    Iran is opening up again to tourists

    After years of isolation, Iran is reopening its embassies abroad. Soon, there'll be the chance for the adventurous to holiday there
    10 best PS4 games

    10 best PS4 games

    Can’t wait for the new round of blockbusters due out this autumn? We played through last year’s offering
    Transfer window: Ten things we learnt

    Ten things we learnt from the transfer window

    Record-breaking spending shows FFP restraint no longer applies
    Migrant crisis: UN official Philippe Douste-Blazy reveals the harrowing sights he encountered among refugees arriving on Lampedusa

    ‘Can we really just turn away?’

    Dead bodies, men drowning, women miscarrying – a senior UN figure on the horrors he has witnessed among migrants arriving on Lampedusa, and urges politicians not to underestimate our caring nature
    Nine of Syria and Iraq's 10 world heritage sites are in danger as Isis ravages centuries of history

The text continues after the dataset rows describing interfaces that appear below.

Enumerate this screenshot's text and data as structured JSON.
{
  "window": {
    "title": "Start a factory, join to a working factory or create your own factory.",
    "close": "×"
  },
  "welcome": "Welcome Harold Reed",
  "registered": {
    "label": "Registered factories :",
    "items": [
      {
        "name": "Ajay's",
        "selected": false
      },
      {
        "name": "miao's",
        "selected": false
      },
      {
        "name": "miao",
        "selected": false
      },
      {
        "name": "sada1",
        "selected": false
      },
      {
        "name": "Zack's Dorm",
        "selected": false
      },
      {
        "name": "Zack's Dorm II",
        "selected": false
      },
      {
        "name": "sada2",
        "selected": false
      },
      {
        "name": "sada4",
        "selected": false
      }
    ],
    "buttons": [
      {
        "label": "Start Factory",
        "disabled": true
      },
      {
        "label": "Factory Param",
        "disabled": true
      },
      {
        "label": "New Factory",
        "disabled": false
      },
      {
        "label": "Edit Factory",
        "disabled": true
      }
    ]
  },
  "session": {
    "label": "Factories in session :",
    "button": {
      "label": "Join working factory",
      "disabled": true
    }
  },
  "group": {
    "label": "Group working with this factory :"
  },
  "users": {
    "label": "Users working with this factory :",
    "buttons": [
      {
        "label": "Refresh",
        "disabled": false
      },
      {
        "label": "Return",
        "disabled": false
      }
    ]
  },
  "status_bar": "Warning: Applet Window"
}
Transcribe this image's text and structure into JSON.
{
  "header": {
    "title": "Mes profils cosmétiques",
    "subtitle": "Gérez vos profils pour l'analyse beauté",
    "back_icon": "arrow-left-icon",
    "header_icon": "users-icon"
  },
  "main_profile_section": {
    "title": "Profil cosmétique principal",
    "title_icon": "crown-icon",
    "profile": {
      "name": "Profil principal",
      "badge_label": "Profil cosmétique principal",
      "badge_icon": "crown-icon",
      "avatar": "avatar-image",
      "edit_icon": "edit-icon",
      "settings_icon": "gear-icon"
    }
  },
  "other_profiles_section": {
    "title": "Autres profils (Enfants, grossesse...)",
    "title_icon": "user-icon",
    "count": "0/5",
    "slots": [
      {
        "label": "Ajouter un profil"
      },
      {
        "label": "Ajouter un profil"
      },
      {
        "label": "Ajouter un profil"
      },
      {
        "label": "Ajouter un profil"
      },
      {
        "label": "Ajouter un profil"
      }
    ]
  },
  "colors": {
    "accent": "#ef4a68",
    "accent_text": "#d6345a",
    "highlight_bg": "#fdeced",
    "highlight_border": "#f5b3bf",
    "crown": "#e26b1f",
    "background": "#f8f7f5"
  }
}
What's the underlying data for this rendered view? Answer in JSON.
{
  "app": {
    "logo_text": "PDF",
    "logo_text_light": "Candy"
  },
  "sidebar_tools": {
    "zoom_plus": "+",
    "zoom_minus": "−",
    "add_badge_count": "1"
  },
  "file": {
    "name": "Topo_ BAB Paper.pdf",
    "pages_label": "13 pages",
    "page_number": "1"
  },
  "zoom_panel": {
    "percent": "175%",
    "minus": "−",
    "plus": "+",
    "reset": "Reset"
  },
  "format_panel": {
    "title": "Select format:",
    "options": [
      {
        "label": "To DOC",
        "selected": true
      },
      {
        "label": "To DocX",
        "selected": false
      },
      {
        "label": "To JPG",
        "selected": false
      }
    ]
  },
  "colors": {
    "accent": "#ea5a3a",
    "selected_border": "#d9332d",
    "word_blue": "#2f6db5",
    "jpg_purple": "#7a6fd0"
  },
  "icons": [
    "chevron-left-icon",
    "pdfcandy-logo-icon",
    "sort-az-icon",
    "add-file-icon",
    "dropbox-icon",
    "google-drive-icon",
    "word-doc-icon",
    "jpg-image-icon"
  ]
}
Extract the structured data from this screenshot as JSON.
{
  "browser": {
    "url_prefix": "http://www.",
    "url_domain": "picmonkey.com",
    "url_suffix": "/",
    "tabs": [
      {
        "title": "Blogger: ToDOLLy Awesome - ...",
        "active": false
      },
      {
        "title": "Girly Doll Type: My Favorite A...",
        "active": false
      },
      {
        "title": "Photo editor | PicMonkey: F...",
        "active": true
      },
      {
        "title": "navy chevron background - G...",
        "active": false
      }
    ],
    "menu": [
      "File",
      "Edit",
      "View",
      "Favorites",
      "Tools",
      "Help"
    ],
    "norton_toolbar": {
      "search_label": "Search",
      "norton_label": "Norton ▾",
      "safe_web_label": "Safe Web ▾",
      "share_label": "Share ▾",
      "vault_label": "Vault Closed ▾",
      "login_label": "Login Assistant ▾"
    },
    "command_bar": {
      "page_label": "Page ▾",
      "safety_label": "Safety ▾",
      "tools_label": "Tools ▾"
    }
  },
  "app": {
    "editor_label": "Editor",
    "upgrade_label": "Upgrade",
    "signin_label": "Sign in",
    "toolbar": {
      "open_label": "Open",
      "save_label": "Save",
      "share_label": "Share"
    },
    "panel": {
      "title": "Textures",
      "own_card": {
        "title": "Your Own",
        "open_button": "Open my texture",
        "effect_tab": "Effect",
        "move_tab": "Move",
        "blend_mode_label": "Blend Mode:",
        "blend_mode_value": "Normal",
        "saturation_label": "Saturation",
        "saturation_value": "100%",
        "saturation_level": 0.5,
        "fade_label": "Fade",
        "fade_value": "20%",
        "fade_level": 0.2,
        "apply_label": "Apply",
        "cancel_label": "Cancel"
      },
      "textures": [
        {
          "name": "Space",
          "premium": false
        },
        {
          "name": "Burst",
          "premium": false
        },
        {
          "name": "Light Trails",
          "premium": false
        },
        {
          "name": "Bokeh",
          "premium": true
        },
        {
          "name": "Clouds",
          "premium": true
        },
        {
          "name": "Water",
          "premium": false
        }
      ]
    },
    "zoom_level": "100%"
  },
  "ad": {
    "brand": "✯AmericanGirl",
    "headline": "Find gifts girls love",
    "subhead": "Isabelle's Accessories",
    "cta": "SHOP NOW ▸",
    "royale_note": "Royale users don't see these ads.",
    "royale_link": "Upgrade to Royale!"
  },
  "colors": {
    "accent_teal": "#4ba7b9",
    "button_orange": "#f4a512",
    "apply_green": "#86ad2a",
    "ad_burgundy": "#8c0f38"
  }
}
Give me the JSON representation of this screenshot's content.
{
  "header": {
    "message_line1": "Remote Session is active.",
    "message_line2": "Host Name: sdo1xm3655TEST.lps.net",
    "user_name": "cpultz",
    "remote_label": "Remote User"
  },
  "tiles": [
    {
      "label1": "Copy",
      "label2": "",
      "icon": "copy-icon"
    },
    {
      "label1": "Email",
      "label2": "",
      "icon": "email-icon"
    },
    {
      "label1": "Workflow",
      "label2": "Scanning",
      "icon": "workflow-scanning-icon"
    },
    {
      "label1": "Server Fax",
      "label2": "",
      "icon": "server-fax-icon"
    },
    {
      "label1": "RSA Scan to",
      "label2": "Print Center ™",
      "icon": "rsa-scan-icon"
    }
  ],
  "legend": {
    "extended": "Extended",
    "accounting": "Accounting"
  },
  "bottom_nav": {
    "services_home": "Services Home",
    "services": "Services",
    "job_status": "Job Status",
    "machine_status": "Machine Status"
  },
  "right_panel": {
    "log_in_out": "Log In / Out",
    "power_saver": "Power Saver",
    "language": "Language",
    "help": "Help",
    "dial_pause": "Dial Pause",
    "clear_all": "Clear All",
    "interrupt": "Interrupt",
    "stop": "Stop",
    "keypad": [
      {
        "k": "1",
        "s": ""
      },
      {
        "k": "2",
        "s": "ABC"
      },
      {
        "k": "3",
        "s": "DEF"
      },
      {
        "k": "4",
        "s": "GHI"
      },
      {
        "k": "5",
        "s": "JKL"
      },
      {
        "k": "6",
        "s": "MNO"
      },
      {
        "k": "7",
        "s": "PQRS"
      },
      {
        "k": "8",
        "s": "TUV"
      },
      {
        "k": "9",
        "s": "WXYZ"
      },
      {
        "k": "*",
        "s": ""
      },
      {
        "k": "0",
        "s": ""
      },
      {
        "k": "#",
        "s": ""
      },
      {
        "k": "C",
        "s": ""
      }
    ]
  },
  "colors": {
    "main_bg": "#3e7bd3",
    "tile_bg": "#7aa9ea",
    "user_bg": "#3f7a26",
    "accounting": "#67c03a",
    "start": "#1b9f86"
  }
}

    Nine of Syria and Iraq's 10 world heritage sites are in danger...

    ... and not just because of Isis vandalism
    Girl on a Plane: An exclusive extract of the novelisation inspired by the 1970 Palestinian fighters hijack

    Girl on a Plane

    An exclusive extract of the novelisation inspired by the 1970 Palestinian fighters hijack
    Why Frederick Forsyth's spying days could spell disaster for today's journalists

    Why Frederick Forsyth's spying days could spell disaster for today's journalists

    The author of 'The Day of the Jackal' has revealed he spied for MI6 while a foreign correspondent